[Data about app and page elements]
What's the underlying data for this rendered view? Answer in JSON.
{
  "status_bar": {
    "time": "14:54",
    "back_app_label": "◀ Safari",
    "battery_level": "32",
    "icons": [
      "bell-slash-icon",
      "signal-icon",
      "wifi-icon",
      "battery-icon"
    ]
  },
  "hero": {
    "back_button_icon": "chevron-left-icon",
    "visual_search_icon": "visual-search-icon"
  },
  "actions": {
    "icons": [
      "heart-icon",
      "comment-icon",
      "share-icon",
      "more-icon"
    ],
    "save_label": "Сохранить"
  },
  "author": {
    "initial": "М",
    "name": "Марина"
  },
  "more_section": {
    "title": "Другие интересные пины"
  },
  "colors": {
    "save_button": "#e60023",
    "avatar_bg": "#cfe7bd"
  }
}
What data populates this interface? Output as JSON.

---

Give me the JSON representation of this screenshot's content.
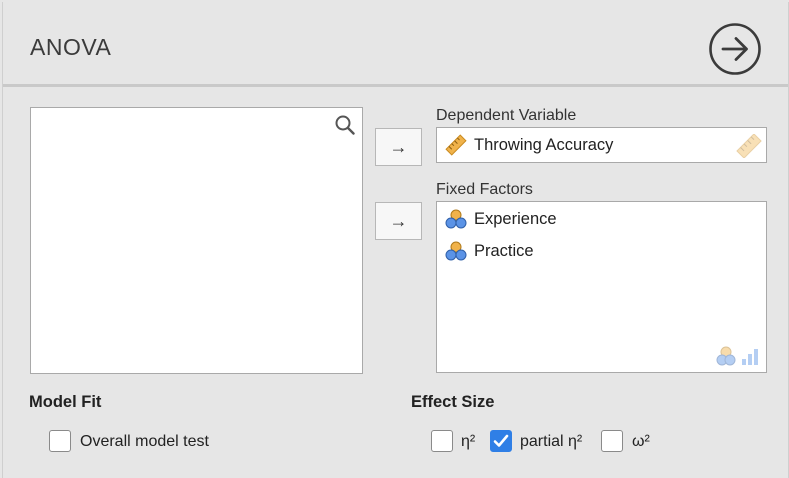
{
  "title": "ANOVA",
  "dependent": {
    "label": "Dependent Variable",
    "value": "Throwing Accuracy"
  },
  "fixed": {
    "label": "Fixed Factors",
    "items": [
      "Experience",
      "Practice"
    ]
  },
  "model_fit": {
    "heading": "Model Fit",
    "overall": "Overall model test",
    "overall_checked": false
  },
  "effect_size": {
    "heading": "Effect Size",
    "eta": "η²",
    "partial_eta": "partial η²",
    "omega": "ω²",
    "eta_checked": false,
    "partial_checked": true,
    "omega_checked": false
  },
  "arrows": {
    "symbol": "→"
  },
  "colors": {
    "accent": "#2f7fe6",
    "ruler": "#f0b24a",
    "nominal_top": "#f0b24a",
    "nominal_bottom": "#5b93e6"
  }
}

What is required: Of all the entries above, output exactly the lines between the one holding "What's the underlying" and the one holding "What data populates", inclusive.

Exercise answer:
What's the underlying data for this rendered view? Answer in JSON.
{
  "status_bar": {
    "time": "14:54",
    "back_app_label": "◀ Safari",
    "battery_level": "32",
    "icons": [
      "bell-slash-icon",
      "signal-icon",
      "wifi-icon",
      "battery-icon"
    ]
  },
  "hero": {
    "back_button_icon": "chevron-left-icon",
    "visual_search_icon": "visual-search-icon"
  },
  "actions": {
    "icons": [
      "heart-icon",
      "comment-icon",
      "share-icon",
      "more-icon"
    ],
    "save_label": "Сохранить"
  },
  "author": {
    "initial": "М",
    "name": "Марина"
  },
  "more_section": {
    "title": "Другие интересные пины"
  },
  "colors": {
    "save_button": "#e60023",
    "avatar_bg": "#cfe7bd"
  }
}
What data populates this interface? Output as JSON.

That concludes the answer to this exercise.